- AIM OF THE TASK:
When a line in the records contains the string "icon", copy that line.

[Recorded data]
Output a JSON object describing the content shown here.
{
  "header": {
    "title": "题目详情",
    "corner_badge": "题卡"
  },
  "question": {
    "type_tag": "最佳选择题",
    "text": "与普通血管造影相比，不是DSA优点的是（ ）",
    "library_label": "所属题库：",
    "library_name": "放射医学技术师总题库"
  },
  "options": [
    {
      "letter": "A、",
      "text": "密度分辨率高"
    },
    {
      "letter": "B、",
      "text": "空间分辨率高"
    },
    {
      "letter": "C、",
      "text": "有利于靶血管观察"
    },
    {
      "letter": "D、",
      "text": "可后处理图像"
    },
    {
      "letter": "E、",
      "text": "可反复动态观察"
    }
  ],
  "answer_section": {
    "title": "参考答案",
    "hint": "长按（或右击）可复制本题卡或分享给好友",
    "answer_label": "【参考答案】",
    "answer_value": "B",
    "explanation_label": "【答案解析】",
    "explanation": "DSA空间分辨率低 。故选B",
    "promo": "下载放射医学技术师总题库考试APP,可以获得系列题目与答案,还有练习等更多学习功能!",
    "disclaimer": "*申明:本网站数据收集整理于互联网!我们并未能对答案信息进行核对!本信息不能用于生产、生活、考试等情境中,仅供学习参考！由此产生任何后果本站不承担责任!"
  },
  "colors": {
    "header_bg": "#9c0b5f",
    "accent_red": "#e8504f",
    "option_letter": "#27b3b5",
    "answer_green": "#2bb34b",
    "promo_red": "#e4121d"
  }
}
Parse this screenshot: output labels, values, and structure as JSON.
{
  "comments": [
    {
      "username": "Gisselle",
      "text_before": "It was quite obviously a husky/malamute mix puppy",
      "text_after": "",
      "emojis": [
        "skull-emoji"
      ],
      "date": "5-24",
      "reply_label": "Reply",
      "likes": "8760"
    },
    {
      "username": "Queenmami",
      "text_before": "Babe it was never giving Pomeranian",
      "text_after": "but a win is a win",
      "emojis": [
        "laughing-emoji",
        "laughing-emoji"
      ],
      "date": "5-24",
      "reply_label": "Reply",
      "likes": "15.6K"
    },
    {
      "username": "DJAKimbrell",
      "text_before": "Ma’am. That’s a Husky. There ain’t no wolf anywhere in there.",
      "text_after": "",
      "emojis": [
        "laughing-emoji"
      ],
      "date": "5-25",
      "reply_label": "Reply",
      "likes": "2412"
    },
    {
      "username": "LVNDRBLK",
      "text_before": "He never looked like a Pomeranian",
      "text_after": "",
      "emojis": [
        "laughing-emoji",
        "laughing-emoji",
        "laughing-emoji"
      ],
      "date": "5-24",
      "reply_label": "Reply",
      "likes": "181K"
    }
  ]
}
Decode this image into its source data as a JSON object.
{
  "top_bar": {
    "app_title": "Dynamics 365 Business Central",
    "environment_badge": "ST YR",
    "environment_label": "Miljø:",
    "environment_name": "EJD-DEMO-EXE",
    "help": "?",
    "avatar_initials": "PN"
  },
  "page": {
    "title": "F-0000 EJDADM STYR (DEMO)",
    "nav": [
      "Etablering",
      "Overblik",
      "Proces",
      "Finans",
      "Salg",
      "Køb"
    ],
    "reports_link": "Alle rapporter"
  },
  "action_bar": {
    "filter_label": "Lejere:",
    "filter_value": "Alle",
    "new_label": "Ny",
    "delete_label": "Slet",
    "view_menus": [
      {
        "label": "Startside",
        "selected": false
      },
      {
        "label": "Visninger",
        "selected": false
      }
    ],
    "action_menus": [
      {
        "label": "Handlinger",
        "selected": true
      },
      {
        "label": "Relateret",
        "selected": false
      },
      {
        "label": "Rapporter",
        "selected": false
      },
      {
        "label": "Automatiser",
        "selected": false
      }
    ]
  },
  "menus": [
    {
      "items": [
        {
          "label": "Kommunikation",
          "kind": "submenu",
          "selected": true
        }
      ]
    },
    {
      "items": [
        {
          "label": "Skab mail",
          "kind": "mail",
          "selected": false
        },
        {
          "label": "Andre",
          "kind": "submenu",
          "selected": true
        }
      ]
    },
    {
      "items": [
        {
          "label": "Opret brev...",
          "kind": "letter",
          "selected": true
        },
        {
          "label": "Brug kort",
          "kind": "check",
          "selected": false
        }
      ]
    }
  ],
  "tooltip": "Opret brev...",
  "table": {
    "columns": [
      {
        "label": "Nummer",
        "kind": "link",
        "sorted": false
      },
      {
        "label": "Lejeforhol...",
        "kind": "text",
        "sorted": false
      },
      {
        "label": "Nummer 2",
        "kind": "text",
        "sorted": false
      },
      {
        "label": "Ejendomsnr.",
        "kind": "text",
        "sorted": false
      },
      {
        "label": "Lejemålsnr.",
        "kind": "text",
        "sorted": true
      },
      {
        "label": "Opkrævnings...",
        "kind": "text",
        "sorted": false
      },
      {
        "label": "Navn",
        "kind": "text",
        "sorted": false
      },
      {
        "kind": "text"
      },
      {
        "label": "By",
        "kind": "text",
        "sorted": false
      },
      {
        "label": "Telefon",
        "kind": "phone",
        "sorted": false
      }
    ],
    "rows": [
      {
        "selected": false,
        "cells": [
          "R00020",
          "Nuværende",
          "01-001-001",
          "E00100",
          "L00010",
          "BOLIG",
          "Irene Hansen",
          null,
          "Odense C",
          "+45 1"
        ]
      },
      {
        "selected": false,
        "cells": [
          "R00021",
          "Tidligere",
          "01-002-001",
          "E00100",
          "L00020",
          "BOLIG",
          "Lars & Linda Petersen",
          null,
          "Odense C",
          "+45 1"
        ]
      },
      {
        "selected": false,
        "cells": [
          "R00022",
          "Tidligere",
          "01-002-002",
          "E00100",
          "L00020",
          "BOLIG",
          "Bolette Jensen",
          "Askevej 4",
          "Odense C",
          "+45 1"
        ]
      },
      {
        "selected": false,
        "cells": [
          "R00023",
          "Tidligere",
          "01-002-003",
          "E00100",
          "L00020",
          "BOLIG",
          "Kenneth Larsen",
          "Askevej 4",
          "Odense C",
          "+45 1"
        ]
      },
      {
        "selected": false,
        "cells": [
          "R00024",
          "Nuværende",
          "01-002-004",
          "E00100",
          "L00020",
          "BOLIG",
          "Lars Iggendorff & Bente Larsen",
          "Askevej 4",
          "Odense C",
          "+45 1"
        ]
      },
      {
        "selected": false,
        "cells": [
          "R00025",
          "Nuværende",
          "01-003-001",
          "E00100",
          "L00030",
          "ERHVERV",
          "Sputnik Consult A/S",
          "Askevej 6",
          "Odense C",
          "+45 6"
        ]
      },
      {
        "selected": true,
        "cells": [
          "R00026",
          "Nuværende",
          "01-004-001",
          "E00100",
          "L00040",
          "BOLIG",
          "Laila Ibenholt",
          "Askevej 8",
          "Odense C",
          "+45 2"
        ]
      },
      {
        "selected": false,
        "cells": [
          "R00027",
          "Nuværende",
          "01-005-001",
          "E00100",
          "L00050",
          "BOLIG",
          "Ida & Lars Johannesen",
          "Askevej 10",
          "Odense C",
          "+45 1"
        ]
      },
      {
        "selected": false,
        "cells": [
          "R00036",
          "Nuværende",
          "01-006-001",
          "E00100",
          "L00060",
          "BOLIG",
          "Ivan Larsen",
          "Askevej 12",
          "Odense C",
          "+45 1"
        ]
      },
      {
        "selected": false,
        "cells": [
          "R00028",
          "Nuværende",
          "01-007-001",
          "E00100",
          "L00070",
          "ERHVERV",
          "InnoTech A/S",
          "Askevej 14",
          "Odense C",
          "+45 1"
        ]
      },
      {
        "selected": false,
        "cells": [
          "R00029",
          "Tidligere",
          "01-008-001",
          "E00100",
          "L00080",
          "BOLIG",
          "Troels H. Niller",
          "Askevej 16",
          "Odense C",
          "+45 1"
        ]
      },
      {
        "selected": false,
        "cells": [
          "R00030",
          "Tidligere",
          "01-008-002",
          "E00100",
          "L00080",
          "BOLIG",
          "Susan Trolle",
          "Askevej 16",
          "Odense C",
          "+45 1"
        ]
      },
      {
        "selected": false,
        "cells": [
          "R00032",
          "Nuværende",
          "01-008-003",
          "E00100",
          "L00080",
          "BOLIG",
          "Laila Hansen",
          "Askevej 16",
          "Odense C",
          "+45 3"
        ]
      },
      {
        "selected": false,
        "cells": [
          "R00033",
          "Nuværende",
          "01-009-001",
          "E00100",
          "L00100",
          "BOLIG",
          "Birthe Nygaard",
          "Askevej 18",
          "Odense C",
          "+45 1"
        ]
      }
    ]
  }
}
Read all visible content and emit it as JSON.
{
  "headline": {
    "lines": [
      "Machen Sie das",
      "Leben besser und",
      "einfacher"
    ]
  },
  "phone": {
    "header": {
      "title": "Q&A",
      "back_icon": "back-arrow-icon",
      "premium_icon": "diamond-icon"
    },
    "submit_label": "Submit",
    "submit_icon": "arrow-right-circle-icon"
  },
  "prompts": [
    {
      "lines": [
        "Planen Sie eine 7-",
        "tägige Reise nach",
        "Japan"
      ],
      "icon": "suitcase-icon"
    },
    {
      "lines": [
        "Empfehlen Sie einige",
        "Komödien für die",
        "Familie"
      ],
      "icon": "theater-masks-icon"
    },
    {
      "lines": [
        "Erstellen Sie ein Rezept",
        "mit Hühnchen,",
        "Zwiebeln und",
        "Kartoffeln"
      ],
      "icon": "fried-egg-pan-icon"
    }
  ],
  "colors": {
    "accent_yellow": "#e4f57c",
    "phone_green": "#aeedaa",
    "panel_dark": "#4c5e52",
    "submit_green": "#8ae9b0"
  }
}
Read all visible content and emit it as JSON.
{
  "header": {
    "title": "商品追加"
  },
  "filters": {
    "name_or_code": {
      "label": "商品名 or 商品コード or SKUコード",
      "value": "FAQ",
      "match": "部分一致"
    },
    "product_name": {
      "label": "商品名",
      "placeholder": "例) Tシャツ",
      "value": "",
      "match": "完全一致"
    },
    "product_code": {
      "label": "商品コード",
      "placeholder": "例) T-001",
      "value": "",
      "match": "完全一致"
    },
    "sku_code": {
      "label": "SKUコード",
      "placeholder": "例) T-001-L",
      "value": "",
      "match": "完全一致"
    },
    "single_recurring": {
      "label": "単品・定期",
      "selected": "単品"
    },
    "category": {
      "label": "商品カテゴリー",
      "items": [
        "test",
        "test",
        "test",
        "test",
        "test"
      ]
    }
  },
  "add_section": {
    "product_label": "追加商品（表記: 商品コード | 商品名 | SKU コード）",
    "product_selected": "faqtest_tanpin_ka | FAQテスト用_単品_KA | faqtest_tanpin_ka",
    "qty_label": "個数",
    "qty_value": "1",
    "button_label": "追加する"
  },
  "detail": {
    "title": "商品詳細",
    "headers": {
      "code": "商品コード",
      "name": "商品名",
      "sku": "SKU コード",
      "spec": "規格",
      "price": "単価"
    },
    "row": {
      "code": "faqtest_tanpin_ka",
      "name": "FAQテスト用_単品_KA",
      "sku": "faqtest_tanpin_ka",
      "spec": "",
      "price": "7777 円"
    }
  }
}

- ANSWER TO THE EXERCISE:
      "back_icon": "back-arrow-icon",
      "premium_icon": "diamond-icon"
    "submit_icon": "arrow-right-circle-icon"
      "icon": "suitcase-icon"
      "icon": "theater-masks-icon"
      "icon": "fried-egg-pan-icon"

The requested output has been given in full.